--- DATA SUPPLIED ---

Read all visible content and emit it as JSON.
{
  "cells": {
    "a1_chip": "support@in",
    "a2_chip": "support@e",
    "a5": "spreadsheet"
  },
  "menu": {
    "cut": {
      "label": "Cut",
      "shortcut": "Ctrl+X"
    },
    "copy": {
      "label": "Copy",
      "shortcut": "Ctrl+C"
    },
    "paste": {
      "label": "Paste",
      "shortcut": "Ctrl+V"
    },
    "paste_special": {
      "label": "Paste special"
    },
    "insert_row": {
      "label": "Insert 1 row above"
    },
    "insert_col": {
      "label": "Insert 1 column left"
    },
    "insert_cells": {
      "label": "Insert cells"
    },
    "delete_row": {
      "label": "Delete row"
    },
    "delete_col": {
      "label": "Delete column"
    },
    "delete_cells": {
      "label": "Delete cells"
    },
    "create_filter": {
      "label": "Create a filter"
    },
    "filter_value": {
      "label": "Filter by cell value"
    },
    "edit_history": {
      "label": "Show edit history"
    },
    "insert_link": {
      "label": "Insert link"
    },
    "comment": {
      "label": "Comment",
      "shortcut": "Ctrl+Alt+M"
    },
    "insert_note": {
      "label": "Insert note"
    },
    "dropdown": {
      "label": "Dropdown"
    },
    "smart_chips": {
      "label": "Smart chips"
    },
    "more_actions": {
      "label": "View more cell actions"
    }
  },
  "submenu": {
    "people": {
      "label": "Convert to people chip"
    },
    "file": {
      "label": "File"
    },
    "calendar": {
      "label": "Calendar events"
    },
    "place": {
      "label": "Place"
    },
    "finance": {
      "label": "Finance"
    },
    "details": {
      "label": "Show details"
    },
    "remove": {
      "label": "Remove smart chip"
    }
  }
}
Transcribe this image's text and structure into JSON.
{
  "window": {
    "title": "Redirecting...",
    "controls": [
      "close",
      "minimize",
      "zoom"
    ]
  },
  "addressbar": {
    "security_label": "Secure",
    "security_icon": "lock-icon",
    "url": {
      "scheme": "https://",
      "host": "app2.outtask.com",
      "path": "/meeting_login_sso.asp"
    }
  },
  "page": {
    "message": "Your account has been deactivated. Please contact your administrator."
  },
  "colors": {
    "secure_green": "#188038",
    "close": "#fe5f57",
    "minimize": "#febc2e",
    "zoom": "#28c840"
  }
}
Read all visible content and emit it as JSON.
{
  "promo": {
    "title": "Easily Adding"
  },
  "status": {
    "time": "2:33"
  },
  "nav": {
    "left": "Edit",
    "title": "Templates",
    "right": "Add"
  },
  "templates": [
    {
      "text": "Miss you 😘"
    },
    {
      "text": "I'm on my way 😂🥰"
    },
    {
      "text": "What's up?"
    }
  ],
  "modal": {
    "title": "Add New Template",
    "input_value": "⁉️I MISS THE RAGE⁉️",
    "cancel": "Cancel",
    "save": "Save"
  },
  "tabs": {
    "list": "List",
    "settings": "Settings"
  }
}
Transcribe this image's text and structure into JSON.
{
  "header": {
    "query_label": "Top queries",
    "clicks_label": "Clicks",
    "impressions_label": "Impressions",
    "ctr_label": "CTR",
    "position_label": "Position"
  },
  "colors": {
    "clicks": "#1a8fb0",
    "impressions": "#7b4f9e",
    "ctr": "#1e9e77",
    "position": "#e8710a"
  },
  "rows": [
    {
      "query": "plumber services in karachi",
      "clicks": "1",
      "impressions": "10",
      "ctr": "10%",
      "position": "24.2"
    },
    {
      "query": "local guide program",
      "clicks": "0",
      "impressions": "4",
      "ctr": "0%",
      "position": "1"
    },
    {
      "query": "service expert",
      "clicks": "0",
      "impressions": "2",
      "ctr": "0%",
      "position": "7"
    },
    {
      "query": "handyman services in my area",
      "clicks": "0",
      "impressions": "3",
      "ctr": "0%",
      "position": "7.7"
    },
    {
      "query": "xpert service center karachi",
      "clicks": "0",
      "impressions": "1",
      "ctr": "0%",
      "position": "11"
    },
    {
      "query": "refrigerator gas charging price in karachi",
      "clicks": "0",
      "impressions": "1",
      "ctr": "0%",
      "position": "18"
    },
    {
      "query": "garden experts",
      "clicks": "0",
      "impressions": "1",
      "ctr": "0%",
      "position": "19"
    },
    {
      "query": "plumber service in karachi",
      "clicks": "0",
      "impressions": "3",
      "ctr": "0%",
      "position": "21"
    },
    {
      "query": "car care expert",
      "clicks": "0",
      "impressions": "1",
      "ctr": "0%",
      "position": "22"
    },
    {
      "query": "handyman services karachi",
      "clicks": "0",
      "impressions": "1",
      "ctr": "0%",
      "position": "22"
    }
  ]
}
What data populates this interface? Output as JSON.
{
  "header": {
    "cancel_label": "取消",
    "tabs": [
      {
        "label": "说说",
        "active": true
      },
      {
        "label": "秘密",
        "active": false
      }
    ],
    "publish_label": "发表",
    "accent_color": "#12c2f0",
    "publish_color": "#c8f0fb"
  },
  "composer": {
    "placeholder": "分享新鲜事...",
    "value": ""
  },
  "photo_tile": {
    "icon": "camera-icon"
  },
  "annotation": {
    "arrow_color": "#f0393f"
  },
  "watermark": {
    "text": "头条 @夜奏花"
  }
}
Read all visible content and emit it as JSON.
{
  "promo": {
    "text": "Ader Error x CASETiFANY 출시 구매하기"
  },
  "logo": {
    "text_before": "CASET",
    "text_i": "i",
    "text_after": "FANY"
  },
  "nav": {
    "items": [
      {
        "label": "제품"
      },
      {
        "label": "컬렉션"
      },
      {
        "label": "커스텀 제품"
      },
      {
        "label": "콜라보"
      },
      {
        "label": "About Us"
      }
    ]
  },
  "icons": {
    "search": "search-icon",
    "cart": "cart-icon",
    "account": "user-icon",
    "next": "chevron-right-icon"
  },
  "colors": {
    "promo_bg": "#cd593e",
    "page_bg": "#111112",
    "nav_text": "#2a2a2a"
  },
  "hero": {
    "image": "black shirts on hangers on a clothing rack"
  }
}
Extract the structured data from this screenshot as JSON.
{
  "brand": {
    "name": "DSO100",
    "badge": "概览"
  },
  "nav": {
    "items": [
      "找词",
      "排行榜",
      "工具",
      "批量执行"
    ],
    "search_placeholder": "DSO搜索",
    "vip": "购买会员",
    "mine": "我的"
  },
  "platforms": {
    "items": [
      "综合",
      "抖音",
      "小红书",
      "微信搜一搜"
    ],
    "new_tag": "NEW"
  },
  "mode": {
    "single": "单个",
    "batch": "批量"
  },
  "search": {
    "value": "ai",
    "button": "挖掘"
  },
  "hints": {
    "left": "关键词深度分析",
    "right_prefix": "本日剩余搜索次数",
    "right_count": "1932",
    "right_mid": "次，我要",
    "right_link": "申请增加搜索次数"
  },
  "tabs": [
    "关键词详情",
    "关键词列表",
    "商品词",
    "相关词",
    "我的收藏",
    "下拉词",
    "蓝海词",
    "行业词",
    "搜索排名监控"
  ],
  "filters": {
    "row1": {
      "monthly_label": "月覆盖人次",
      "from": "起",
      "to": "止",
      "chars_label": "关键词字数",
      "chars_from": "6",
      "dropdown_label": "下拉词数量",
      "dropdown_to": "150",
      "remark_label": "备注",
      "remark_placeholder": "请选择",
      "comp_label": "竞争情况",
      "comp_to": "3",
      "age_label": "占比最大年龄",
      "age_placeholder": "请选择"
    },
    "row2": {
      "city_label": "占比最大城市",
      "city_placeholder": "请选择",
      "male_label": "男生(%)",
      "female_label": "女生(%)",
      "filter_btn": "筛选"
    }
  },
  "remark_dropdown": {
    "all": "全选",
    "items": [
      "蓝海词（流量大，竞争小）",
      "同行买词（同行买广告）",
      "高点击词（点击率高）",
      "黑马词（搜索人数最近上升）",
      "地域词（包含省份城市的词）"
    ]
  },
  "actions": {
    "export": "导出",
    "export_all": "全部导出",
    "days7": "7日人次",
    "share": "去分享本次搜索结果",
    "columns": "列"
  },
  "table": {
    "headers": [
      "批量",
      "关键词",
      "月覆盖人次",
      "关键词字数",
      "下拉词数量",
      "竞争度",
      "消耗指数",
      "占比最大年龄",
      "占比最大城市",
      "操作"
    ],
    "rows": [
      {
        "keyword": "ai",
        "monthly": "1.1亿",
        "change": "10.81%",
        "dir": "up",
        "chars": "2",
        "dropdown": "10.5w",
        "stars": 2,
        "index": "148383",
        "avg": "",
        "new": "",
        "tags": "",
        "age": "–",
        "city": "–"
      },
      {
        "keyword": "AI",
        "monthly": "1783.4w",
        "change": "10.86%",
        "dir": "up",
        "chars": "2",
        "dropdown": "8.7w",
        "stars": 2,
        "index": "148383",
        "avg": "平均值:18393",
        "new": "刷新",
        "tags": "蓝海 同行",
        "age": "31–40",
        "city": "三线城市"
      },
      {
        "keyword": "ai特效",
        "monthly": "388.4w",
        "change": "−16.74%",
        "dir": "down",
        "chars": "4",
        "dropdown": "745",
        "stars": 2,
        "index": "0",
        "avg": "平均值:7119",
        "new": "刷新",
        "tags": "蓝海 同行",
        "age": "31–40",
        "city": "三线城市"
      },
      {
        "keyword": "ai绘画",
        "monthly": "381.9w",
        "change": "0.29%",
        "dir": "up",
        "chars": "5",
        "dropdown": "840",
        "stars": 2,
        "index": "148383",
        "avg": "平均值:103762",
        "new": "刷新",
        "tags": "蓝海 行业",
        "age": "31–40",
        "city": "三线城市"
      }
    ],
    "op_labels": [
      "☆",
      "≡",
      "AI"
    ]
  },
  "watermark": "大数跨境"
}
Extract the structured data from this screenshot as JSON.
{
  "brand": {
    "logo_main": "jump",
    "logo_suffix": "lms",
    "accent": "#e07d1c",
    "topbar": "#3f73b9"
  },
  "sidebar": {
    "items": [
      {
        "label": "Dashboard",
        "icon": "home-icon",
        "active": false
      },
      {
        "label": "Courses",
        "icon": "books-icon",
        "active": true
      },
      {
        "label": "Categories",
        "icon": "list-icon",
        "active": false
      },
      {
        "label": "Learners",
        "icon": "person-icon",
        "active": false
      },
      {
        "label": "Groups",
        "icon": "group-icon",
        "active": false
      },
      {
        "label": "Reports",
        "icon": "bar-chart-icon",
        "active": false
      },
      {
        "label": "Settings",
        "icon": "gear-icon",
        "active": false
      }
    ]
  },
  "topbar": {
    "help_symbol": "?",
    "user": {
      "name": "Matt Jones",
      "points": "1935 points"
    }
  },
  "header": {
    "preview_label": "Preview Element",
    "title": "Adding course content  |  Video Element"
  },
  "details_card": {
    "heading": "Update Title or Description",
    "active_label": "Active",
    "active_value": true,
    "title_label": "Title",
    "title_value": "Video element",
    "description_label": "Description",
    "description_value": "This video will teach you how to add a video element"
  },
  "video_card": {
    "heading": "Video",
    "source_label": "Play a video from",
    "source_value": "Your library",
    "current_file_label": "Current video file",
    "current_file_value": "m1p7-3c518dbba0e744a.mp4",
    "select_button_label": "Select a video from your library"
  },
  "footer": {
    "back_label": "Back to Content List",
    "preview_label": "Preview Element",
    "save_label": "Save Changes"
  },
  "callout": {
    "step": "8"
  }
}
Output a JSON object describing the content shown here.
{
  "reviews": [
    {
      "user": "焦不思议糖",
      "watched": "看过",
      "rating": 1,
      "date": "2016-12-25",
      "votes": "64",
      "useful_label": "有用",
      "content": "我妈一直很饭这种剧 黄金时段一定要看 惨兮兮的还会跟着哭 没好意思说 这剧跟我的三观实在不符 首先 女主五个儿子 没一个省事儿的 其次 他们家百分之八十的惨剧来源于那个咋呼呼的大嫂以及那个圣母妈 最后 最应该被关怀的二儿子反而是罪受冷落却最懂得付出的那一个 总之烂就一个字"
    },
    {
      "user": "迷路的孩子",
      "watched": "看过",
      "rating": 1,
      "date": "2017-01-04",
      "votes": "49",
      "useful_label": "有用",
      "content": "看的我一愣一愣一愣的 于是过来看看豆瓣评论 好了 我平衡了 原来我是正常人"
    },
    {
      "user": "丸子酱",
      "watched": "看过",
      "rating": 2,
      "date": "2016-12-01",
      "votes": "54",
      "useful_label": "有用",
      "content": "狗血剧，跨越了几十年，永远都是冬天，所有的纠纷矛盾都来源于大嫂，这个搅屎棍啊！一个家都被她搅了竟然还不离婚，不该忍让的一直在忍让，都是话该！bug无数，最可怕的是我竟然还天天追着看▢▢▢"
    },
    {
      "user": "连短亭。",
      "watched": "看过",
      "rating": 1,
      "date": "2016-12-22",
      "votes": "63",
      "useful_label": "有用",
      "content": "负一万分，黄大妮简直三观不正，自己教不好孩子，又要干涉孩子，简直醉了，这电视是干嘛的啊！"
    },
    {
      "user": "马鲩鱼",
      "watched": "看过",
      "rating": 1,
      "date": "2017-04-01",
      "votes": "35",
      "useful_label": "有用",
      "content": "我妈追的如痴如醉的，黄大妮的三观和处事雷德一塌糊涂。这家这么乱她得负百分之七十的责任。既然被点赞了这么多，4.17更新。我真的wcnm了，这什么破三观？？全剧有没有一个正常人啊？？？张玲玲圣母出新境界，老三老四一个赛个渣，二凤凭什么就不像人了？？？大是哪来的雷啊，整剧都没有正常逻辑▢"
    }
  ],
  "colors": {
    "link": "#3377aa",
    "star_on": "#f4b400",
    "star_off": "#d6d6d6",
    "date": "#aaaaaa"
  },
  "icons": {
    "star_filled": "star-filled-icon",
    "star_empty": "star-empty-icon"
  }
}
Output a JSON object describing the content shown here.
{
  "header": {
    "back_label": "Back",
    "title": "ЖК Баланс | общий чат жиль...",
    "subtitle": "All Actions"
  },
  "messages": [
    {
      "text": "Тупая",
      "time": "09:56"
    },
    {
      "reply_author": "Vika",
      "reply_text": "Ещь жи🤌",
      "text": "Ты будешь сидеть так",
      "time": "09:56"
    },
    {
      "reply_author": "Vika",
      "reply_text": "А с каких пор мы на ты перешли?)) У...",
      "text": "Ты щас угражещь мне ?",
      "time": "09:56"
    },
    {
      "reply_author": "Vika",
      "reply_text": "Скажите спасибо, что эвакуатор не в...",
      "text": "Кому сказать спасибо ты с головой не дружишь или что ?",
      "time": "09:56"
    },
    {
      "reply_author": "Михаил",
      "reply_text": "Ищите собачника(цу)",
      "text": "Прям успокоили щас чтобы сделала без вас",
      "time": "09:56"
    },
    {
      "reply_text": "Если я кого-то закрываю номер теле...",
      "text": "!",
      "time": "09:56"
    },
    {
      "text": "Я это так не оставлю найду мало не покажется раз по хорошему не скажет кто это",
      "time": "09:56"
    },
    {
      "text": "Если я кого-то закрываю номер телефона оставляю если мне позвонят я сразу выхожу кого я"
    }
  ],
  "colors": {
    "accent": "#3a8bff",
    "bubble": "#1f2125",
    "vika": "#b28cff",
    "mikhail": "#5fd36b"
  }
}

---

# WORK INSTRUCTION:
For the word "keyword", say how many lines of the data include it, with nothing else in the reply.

# ANSWER TO THIS EXERCISE:
4